For President Donald Trump to allow racist and bigoted remarks to be made at a so-called campaign rally is, within itself, unpatriotic. The chant, “send her back” was meant to denigrate four first-time congresswomen at a so-called campaign rally in North Carolina. It brought back hurtful memories of the 1950s and 1960s.
I thought about the manner in which Gov. George Wallace, of Alabama, was spewing his racist rants while young African Americans, whom I knew, personally, Belvin Lightfoot, Joel C. Loftis, Rufus Hood, Johnny Winters,and Gus Allen III, were paying the ultimate sacrifice for a country which, at the same time, upheld bigotry and racist acts. Most disturbing is that these five young men and others answered the call of duty while many individuals, including the president, paid to receive counterfeit deferments.

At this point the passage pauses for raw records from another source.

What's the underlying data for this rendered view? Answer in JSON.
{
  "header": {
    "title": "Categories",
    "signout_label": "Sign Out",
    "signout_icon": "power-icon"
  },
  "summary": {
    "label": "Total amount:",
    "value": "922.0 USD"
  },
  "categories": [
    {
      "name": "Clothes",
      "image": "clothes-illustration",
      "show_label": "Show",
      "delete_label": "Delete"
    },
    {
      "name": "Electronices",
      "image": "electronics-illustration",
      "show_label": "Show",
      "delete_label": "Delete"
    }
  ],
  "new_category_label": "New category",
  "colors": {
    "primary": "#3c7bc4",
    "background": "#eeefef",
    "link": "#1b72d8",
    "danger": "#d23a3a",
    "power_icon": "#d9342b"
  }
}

The monument to Emmett Till in Mississippi continues to be vandalized by hate-filled, cowardly, individuals. People who participate in these actions hold racist resentment for a 14-year-old African American boy who was mutilated and hung by a mob of grown men. What happened is a part of this country’s history, and cannot be re-written. Most recently, U.S. Rep. Elijah Cummings has been denigrated by the president. This president portrays himself as a person who’s not aware that he pledged in his Oath of Office, to be the president of this entire country. Does he know that Cummings represents a part of the United States? Go figure.
By the grace of God, we’ve lived long enough to know and understand that there are good people of every ethnic and racial group. We just need to work with each other to heal old wounds, no matter how difficult. As progress is being made, the underbelly of that heinous spirit is still present. To deal with it, we must be able to engage in open dialogue with each other. To that end, the Westend Ministers Alliance has been bridging the gap between the Texas City and La Marque police departments, city administrations, governing bodies, and our communities for eight years.
Recently, my fellow union members and I attended a timely civil and human rights conference in Minneapolis, Minnesota. We met and strengthened our resolve to fight bigotry and racism wherever it rears its ugly head. As Martin Luther King Jr. stated, “We will learn to live together as brothers or die apart as fools.”
Our local and international union members have dedicated themselves to stand against this evil that’s racism. We must stand because the leader of this land and many elected officials has declined to do nothing but encourage this anomie. However, there’s hope. Because no matter how the courts of this land rules, no one will escape justice. As sure as night follows day, the president, and others like him, will answer for their injustices.